(Records excerpted from a collection)

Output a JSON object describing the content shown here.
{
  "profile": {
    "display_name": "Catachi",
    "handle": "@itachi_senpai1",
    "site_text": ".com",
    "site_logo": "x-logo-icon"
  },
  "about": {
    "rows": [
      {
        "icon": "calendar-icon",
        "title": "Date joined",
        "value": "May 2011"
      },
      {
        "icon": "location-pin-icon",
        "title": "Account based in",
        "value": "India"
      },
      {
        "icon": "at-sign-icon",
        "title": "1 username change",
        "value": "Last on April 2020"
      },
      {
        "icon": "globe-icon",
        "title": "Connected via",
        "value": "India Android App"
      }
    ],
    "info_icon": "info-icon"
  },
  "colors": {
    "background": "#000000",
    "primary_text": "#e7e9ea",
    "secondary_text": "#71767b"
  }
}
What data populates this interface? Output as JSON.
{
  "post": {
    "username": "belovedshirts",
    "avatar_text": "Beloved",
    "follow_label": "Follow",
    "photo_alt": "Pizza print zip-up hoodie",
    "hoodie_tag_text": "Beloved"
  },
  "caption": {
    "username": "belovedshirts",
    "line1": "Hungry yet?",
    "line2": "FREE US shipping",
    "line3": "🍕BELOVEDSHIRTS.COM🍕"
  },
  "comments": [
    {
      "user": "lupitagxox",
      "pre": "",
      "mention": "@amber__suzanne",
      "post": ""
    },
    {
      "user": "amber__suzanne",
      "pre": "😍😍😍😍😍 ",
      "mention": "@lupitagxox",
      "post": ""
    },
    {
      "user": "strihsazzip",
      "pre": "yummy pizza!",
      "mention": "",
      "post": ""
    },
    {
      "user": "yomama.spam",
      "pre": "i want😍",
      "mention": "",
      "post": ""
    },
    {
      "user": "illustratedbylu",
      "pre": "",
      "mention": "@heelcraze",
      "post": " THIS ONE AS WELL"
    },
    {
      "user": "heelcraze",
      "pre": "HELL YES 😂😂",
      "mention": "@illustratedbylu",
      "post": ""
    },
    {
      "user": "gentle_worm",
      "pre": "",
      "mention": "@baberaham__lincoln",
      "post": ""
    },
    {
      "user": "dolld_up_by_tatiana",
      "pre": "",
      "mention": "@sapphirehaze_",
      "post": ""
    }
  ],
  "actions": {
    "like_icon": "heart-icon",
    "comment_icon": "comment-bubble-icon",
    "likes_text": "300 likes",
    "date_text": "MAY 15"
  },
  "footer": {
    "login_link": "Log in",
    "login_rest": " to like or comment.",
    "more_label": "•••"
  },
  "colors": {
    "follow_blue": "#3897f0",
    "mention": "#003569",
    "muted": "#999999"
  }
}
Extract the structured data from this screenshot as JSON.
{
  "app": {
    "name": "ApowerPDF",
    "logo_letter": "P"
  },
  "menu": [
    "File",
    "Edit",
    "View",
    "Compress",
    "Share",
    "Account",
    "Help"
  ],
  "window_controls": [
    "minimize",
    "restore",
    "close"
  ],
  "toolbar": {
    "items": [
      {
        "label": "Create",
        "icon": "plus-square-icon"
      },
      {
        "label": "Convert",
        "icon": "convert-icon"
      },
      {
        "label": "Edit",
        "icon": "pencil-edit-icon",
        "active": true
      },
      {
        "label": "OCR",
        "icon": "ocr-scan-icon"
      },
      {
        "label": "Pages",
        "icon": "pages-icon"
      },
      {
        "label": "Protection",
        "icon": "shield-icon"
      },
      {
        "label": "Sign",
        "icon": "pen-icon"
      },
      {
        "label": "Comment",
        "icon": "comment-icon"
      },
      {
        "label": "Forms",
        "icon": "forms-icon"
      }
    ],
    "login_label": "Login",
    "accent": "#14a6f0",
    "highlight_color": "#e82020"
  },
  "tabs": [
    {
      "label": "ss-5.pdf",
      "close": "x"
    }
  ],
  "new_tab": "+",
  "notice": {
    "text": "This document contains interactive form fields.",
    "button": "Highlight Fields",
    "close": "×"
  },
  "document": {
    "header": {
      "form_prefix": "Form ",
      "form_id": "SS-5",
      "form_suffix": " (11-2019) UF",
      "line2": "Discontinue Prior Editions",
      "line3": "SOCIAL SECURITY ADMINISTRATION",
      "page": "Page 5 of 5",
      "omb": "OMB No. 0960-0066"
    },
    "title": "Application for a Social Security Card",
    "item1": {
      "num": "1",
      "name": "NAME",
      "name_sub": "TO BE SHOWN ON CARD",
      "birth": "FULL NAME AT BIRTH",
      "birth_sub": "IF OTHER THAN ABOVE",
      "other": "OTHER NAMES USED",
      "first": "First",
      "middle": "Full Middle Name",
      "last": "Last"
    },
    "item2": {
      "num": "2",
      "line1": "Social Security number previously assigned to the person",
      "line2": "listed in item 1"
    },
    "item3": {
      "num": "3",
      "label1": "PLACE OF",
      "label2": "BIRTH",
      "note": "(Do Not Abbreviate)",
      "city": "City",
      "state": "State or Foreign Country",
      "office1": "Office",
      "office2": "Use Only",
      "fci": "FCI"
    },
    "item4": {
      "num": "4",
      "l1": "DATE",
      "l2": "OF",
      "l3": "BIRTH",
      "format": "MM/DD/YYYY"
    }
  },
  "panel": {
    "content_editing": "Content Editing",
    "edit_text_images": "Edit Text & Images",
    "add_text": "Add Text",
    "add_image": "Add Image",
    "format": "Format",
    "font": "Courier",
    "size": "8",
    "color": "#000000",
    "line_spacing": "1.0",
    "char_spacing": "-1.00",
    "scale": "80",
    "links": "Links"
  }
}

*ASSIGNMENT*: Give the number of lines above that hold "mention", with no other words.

*ANSWER BELOW*: 9